Slinky drops, imploding drums, and other ways to have fun in science class

Veritasium is a really cool science video blog which features a range of topics including gravity, inertia, force and atoms. The goal of this blog is to make scientific ideas accessible and interesting. These short films are perfect for use in the differentiated classroom as they can be used in the classroom but reviewed at home for extra practice. Some students may be responsible for watching and answering questions about the experiments while [read more…]

A space for those who love space

Lately I have been hooked on NASA’s Kids Club page. I think I am interested in this flashy site because I am currently plowing through and loving The Astronaut Wives Club and because I love sites with bells and whistles. If you are intrigued by space and have students who are similarly intrigued, you will be a fan too. There are many tools and resources on this site. Kids can learn science, math, and language arts while learning about space and the work of NASA. Games are aimed toward [read more…]
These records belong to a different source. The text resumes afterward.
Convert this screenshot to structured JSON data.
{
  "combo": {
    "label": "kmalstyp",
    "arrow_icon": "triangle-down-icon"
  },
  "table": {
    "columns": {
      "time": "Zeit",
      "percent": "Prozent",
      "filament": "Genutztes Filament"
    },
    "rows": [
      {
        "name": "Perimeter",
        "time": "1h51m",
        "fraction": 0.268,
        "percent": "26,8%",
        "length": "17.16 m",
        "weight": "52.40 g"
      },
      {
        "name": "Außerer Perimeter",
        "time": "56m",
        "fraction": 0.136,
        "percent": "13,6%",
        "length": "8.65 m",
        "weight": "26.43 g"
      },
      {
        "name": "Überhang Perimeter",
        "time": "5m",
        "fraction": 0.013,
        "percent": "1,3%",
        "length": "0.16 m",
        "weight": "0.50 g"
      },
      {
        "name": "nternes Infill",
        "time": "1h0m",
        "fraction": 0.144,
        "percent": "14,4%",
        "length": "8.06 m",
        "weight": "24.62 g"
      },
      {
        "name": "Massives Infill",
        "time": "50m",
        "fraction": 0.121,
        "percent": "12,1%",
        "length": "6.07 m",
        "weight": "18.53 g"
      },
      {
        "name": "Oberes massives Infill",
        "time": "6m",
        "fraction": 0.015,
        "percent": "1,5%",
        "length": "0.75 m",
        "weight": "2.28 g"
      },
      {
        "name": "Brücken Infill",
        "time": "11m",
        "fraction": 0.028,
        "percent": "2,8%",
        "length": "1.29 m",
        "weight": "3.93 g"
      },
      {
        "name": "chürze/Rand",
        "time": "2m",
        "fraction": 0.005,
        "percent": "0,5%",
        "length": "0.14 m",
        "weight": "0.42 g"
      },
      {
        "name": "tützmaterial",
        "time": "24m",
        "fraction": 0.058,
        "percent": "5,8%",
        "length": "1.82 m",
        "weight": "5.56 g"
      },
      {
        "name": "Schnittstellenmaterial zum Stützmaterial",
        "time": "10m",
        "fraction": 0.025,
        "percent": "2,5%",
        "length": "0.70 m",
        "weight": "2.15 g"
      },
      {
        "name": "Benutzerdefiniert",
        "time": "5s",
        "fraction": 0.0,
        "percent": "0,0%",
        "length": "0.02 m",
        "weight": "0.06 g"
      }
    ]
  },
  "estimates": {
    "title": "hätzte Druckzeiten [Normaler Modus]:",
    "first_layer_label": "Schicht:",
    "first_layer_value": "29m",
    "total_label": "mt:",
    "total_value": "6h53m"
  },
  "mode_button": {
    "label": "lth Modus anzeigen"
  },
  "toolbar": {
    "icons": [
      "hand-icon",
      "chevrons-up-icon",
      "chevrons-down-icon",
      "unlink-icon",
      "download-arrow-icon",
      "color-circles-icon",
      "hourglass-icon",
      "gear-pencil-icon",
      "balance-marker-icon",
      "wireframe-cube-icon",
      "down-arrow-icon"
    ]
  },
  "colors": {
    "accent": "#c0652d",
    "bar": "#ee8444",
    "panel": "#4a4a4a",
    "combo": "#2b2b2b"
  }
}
Students who struggle to connect to content may suddenly “get it” when we integrate pop culture and favorite flicks. Check out Movieclips for a huge selection of movie scenes and video clip mashups to share.

This fantastic site not only has clips on every topic but the very best part of the site is being able to make your own mashups (a collection of clips strung together)! Here is a mashup of inspirational speeches– this one might be used by an English teacher [read more…]


If you have not yet seen The Periodic Visuals site, you will want to visit today. Even if you don’t teach science you will find this project intriguing (and you are likley to learn something new about one or more of the elements). Each one of the 118 elements on the periodic table has its own video. So many students who struggle in science need [read more…]

Cardboard boats afloat

Today, I am linking to a great lesson idea from the BIE [Buck Institute for Education] website/blog. Like Edutopia, this site is one of the best for learning about PBL. The post I am highlighting focuses on teamwork in the PBL classroom and the specific lesson it describes sounds like a ton of fun. Students in this classroom used math and science skills to [read more…]

Going “bats” for presentations

I recently discovered Mrs. Wideen’s blog and have subsequently spent hours reading her many posts on technology, student-centered instruction, and collaborative learning. One of my favorites was a recent post on moving beyond the worksheet. Click on over to the blog to learn about the presentations her students designed. You will not only see some great examples of [read more…]

Models from maps

The Teaching Channel today to share a great active learning lesson on making three-dimensional models. This detailed lesson illustrates how to focus on vocabulary during an activity-based lesson and how to create an experience that focuses on problem solving, collaboration, design and more. This is a complex lesson but so many different types of learners could participate in [read more…]

Science and standards

Seeking ideas for teaching to the standards across the content areas? This Edutopia post has a very detailed description of how to create science lessons that integrate literacy skills and provide opportunities for critical thinking. It also includes ideas for providing supports for diverse learners such as [read more…]

Spooky science

It’s not too late to conduct Halloween-inspired science experiments at school or at home. Check out these ideas from Science Bob’s Blog and then [read more…]

Folding Mt. Fuju

On their website, Canon (the camera & printer company) provides directions for creating stunning paper models of many science-related items and ideas including dinosaurs, insects, globes, sundials, and even a hydroelectric power plant!

There are so many models here that you could allow students to make choices based on their strengths and abilities. You might also adapt by [read more…]